The principal savings for broadcasters, he adds, is that they “don’t have to hire all these employees, which are the most expensive part of your business.”
As stations watch their bottom lines more closely than ever, a new subset of the ENG vehicle industry is emerging: refurbishments. Miceli said Satcom recently overhauled a truck for a station in Missouri and updated two C-band trucks for Metrovision in New York. Satcom was the original manufacturer of the C-band trucks — in 1995.
The company gutted the trucks and installed new electronics at half the cost of new trucks, Miceli says.
Fred Gerling says his company now spends more time repairing its old ENG vehicles than it does making new ones.
Gerling & Associates is mostly out of the ENG business and now focuses on manufacturing the hulking, single- and double-expanding trucks and trailers used to broadcast live sporting events on major networks. It builds for companies like NEP Broadcasting and Game Creek Video, which contract with ESPN, Fox, NBC and the rest.
“We have built a lot of ENG and uplink vans over the years for the news industry,” Gerling says, “but as you see that industry starting to wane, you get this other industry to make these products bigger and accommodate more people.
“There seems to be no change to that mindset as far as how sports productions are going to be done. The change in the industry that is happening is in the coverage of the local news story.”
Even the companies that persist in manufacturing ENG vehicles have begun to supplement their businesses with non-broadcast clients. Until 2003, Miceli says, TV stations constituted the majority of Satcom’s clientele.
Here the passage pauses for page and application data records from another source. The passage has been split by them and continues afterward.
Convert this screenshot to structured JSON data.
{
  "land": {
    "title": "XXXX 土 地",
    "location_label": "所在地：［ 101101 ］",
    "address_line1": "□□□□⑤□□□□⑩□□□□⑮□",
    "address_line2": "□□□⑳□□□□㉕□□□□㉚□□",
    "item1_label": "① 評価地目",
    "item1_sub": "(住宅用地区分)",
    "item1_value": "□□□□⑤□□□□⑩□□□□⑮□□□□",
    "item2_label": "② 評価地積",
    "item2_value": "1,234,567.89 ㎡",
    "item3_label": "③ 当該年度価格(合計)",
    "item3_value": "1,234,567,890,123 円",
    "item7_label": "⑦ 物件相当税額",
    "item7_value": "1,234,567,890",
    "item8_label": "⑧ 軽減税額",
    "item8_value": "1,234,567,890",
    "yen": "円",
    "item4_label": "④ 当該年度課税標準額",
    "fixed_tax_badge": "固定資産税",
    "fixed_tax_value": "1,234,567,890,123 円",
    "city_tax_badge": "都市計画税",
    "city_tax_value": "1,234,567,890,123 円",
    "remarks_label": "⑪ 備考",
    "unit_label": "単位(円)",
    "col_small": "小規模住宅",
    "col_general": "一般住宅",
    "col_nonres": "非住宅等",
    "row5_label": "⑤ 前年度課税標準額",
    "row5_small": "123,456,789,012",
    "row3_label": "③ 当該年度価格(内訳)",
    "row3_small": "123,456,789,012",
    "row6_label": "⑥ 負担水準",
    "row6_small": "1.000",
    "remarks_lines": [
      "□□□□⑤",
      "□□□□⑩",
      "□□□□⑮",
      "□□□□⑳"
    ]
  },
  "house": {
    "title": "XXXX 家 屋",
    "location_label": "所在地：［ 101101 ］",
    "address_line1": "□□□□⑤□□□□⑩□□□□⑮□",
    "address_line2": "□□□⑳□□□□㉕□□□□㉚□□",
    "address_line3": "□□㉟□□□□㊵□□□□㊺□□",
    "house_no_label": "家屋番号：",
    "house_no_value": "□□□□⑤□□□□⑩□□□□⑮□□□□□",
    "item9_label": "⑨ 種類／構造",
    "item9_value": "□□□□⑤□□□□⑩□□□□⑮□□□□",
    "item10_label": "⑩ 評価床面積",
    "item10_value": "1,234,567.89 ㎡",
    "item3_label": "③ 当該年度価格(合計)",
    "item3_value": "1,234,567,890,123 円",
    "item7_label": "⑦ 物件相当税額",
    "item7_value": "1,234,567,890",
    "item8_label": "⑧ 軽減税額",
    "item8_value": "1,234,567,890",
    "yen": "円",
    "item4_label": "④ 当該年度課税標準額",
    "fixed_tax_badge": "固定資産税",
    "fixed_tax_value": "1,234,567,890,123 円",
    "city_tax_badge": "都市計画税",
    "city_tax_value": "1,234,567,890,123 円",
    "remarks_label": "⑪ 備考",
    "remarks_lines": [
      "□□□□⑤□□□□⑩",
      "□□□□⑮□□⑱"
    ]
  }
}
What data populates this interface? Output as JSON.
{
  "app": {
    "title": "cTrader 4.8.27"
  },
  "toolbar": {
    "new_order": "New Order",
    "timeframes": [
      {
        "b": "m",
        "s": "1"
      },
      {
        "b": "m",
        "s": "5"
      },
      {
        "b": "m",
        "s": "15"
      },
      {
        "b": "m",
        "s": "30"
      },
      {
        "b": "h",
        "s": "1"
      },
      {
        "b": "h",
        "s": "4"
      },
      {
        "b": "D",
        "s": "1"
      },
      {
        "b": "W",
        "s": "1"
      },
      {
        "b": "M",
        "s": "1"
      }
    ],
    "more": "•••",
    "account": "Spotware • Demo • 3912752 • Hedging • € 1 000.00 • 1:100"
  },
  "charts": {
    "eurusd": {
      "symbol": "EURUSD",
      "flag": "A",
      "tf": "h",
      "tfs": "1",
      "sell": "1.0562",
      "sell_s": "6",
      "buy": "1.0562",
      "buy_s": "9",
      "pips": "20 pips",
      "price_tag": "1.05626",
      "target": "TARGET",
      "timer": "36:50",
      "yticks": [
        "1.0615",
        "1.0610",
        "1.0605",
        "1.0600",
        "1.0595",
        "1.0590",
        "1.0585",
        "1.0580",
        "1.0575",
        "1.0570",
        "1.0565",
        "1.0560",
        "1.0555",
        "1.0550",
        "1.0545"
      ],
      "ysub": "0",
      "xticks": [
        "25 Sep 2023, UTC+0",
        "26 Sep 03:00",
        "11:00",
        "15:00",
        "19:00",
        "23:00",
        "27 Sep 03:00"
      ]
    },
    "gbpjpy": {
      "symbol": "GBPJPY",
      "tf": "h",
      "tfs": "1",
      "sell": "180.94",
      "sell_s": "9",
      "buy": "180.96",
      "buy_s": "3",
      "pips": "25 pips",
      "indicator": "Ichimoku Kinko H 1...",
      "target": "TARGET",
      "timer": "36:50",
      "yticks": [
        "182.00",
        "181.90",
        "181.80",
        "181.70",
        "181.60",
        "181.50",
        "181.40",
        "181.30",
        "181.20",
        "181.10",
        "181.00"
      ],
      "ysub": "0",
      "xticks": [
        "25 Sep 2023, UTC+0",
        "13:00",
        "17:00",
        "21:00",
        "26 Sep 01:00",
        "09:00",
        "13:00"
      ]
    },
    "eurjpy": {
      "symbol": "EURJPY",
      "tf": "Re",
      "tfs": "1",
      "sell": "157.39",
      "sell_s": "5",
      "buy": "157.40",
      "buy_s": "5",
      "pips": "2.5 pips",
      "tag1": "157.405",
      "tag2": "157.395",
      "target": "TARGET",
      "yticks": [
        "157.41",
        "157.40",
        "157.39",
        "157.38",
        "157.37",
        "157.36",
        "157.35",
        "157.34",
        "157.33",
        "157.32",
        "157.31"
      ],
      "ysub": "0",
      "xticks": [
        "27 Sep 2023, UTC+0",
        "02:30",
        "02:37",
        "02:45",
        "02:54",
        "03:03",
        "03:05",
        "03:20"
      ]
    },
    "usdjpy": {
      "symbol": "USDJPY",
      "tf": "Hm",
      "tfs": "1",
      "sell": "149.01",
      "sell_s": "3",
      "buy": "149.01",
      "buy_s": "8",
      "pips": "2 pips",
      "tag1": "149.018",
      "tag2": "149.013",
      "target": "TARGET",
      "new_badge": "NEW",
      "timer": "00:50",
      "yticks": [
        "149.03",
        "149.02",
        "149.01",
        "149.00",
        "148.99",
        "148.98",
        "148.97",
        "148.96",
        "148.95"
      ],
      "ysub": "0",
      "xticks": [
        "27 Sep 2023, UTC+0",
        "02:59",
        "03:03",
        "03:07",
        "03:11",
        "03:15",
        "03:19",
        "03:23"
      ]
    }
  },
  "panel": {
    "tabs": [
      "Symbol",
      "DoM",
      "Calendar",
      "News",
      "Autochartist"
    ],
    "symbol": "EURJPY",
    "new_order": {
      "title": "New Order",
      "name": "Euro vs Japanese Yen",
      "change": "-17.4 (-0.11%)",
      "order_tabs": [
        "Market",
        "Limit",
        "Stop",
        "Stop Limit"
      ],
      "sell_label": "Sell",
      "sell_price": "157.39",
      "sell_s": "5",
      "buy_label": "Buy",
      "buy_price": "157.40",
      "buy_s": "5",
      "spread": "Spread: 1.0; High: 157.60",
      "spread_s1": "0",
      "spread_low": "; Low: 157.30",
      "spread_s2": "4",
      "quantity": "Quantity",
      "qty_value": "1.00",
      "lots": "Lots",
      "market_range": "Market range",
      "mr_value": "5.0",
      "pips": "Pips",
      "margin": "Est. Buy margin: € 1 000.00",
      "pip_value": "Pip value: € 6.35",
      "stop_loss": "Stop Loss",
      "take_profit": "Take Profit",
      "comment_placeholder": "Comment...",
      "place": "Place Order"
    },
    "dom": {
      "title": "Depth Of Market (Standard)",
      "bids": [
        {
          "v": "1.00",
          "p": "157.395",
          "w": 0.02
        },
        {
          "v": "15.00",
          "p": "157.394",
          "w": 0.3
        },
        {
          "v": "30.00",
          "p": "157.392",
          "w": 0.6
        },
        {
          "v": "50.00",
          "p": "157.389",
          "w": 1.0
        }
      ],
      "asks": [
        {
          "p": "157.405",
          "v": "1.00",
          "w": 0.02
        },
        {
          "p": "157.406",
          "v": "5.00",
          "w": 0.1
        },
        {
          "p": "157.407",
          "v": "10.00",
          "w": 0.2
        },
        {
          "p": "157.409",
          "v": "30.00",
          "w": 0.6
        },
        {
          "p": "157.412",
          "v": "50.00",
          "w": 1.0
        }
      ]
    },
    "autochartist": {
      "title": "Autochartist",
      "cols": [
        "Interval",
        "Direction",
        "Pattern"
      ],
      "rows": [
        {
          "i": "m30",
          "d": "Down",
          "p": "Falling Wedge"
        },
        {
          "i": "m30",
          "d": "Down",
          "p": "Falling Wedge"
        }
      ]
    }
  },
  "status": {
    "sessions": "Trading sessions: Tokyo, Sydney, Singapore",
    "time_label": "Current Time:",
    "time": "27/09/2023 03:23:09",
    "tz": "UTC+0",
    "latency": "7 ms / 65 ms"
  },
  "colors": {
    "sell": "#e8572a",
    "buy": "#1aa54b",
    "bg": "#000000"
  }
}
Now, the dominant revenue source is security and defense contracts.
“We have migrated more towards that because of the fact that the broadcast market really dried up here and internationally,” Miceli says.
L-3 ESSCO makes communications vehicles for the U.S. military and Department of Homeland Security. Its parent company, L-3 Communications, is the sixth-largest defense contractor in the country.
Shook Mobile Technology in San Antonio builds mobile command centers, and military and surveillance vehicles. Frontline assembles trucks for defense, law enforcement and fire and emergency response.
And Television Engineering Corp. in St. Louis is marketing some of its vehicles as recruiting and public relations tools that can be coupled with large LCD screens for viewing by crowds at events.
It would be overly simplistic to attribute such widespread diversification to bonded cellular technology alone. Makers of ENG vehicles saw demand slow even before LiveU and its competitors were on the scene, and had already begun to explore new revenue streams.
But there is no question that bonded cellular devices are forcing ENG vehicle manufacturers to adjust their product lines in ways they never have before.
“It is obvious to me that bonded cellular has a place in the news toolbox, and inevitable that it will impact traditional truck volume, but I do not believe that it will replace the truck,” says Rex Reed, the director of business and product development at ENG Mobile Systems. “Traditional microwave and satellite have their place in the news toolbox too.”